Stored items
-- -- --
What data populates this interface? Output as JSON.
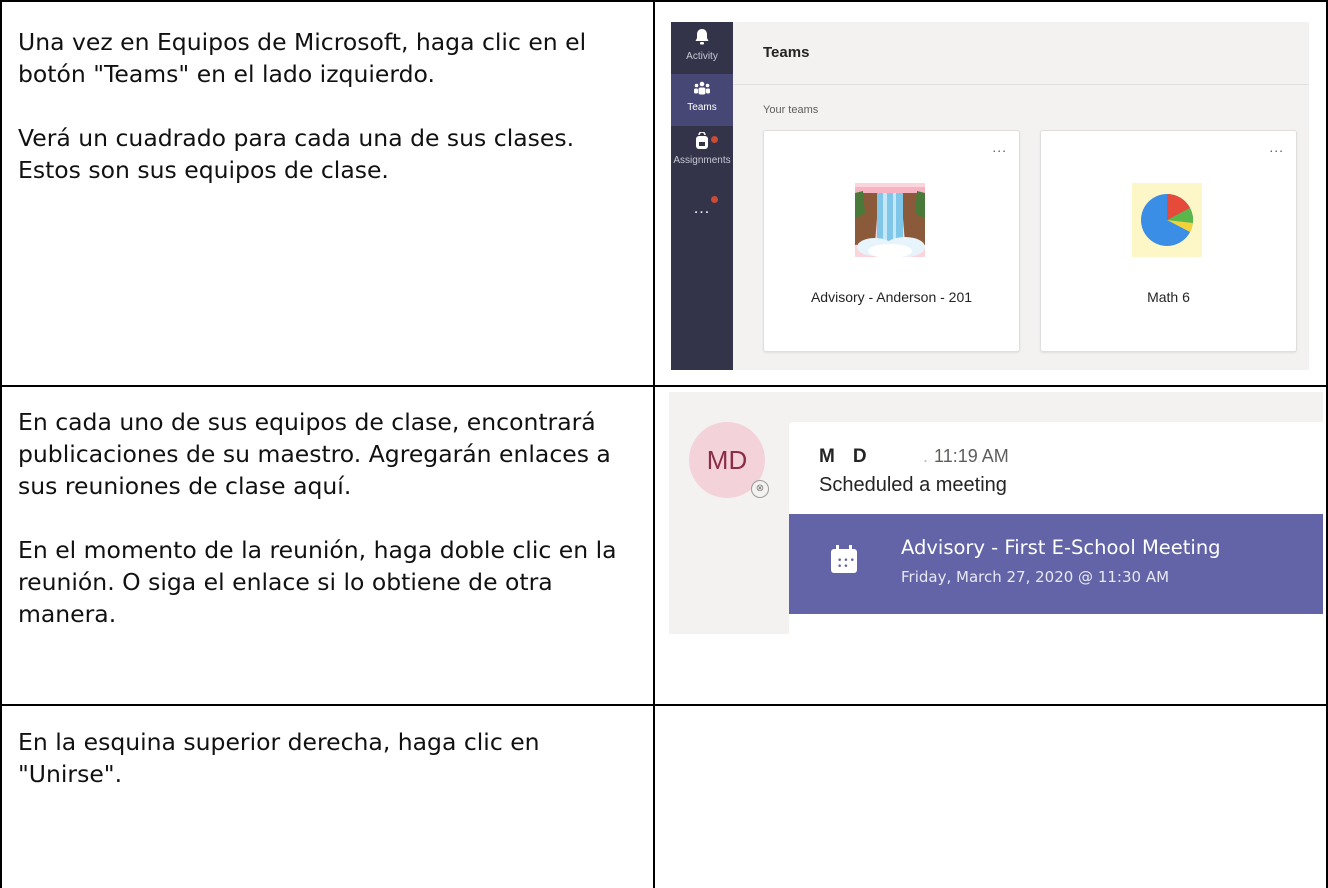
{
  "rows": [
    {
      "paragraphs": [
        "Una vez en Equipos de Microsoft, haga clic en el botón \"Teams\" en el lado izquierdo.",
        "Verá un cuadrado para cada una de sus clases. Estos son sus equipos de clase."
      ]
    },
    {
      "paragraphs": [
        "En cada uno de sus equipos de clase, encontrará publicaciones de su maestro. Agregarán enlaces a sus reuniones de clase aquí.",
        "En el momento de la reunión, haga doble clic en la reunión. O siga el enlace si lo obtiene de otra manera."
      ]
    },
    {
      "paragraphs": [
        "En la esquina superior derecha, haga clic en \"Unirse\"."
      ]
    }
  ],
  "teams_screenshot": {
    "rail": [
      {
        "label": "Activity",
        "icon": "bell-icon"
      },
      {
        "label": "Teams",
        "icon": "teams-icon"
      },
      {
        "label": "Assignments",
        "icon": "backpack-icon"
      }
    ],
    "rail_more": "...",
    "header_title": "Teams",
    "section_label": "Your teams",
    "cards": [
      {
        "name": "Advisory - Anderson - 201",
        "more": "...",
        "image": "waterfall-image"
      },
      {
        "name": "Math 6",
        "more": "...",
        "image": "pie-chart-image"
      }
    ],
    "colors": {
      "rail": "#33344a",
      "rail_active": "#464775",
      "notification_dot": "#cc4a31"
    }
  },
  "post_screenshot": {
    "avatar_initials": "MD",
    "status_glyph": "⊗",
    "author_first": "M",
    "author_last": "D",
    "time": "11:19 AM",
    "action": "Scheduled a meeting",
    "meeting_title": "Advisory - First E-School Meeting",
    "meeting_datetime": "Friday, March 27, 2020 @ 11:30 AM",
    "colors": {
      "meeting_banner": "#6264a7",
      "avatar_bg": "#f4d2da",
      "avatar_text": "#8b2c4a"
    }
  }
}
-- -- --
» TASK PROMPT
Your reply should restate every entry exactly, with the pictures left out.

» COMPLETED EXERCISE
What data populates this interface? Output as JSON.
{
  "rows": [
    {
      "paragraphs": [
        "Una vez en Equipos de Microsoft, haga clic en el botón \"Teams\" en el lado izquierdo.",
        "Verá un cuadrado para cada una de sus clases. Estos son sus equipos de clase."
      ]
    },
    {
      "paragraphs": [
        "En cada uno de sus equipos de clase, encontrará publicaciones de su maestro. Agregarán enlaces a sus reuniones de clase aquí.",
        "En el momento de la reunión, haga doble clic en la reunión. O siga el enlace si lo obtiene de otra manera."
      ]
    },
    {
      "paragraphs": [
        "En la esquina superior derecha, haga clic en \"Unirse\"."
      ]
    }
  ],
  "teams_screenshot": {
    "rail": [
      {
        "label": "Activity",
        "icon": "bell-icon"
      },
      {
        "label": "Teams",
        "icon": "teams-icon"
      },
      {
        "label": "Assignments",
        "icon": "backpack-icon"
      }
    ],
    "rail_more": "...",
    "header_title": "Teams",
    "section_label": "Your teams",
    "cards": [
      {
        "name": "Advisory - Anderson - 201",
        "more": "...",
        "image": "waterfall-image"
      },
      {
        "name": "Math 6",
        "more": "...",
        "image": "pie-chart-image"
      }
    ],
    "colors": {
      "rail": "#33344a",
      "rail_active": "#464775",
      "notification_dot": "#cc4a31"
    }
  },
  "post_screenshot": {
    "avatar_initials": "MD",
    "status_glyph": "⊗",
    "author_first": "M",
    "author_last": "D",
    "time": "11:19 AM",
    "action": "Scheduled a meeting",
    "meeting_title": "Advisory - First E-School Meeting",
    "meeting_datetime": "Friday, March 27, 2020 @ 11:30 AM",
    "colors": {
      "meeting_banner": "#6264a7",
      "avatar_bg": "#f4d2da",
      "avatar_text": "#8b2c4a"
    }
  }
}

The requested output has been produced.